**What is expected:** Go through the entries and say how many lines contain the string "method". The number is the whole answer.

Material for this task below:

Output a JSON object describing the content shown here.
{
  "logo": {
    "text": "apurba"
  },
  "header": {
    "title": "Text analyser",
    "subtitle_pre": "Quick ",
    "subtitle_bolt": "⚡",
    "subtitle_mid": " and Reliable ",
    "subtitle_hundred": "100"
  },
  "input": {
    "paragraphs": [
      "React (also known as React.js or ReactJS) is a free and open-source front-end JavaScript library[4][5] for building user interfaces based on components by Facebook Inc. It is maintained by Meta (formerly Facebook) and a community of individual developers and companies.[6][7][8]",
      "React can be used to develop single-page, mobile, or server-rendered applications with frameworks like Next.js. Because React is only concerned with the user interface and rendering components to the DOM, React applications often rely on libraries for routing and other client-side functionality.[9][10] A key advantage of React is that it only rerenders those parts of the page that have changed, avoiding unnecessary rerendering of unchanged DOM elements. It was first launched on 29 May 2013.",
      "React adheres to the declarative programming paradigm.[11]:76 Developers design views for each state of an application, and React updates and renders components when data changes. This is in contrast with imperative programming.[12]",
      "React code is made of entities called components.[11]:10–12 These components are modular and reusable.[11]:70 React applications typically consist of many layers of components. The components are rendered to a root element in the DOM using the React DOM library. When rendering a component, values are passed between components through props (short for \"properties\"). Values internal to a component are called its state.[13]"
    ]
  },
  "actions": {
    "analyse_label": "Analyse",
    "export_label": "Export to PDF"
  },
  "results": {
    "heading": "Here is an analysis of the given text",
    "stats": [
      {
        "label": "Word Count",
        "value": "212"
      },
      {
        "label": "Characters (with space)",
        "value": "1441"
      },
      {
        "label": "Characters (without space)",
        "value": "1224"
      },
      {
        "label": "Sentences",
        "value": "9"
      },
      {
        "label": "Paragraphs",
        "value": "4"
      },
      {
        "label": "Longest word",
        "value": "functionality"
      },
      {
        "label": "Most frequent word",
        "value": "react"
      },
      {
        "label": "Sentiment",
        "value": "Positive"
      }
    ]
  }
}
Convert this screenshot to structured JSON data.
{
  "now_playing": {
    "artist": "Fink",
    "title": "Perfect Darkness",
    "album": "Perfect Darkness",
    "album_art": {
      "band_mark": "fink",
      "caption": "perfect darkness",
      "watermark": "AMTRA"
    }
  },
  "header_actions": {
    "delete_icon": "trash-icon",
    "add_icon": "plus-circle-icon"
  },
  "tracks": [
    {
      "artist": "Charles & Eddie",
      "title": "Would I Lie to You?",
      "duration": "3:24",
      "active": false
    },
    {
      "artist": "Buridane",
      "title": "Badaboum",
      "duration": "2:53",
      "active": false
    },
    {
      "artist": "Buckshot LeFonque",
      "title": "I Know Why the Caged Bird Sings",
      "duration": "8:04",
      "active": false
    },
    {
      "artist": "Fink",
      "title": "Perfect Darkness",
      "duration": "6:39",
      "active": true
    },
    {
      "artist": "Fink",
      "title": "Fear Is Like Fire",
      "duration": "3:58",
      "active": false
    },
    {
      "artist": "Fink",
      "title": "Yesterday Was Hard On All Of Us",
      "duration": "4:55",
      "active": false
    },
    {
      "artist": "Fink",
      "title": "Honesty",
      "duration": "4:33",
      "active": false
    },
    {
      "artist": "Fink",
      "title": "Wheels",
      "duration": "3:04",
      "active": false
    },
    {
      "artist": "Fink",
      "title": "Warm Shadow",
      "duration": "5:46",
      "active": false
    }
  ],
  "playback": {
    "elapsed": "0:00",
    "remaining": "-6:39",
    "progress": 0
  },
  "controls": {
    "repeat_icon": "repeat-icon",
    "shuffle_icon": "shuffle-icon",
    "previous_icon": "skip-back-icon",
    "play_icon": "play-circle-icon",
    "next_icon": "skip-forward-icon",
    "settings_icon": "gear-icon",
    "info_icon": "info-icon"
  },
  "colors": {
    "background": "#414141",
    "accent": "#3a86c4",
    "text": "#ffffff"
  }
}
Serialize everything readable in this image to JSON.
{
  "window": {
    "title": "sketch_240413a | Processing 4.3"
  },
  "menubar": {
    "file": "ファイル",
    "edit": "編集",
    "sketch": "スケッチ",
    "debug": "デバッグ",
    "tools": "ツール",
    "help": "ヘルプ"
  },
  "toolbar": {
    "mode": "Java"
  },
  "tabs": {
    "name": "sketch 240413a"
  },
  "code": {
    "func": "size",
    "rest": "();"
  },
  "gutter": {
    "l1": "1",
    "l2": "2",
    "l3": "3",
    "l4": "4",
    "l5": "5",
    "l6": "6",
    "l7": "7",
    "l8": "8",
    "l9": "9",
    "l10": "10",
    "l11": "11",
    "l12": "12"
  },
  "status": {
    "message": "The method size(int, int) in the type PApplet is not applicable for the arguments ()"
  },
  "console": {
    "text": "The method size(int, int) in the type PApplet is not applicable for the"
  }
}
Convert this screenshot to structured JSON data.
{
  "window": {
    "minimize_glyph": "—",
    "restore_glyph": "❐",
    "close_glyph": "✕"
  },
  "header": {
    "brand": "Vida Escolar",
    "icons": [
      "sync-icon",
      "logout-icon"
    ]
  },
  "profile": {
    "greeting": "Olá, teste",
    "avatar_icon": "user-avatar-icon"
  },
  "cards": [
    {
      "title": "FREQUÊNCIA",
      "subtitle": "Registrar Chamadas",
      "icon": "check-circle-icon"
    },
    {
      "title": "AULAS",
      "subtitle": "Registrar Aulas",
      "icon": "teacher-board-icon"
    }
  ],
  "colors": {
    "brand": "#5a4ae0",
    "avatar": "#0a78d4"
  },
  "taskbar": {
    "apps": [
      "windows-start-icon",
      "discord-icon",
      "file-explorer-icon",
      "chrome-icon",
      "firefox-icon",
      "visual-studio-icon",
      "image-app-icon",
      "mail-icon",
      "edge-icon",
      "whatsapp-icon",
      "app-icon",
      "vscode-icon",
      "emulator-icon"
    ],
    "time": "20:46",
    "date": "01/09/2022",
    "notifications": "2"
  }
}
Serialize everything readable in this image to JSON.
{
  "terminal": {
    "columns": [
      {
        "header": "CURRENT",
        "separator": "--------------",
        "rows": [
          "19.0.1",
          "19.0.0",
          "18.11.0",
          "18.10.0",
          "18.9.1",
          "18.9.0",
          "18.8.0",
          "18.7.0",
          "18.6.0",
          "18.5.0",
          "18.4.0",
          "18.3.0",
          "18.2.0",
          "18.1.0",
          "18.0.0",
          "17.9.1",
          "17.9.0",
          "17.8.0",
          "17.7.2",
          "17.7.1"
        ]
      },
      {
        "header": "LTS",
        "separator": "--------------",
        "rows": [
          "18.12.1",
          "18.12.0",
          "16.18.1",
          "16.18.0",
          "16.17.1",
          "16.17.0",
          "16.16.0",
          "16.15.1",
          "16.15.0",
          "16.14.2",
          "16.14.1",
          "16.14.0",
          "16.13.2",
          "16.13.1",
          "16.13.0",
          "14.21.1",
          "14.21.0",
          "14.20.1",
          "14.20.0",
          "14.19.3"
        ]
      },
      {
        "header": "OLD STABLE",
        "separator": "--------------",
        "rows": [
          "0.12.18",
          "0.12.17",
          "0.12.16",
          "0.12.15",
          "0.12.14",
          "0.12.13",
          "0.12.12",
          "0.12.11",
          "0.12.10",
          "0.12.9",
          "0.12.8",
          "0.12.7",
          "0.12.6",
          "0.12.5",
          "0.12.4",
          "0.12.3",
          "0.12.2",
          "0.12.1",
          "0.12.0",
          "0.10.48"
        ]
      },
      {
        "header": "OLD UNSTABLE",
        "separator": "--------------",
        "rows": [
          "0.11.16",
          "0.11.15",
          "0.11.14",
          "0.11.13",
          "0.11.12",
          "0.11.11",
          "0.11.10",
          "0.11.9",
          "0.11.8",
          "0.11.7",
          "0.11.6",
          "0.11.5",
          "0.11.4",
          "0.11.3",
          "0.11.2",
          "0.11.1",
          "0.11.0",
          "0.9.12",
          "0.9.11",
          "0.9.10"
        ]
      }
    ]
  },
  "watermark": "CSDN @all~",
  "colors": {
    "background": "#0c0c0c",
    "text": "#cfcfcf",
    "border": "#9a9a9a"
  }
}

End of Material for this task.

**Result of this exercise:** 2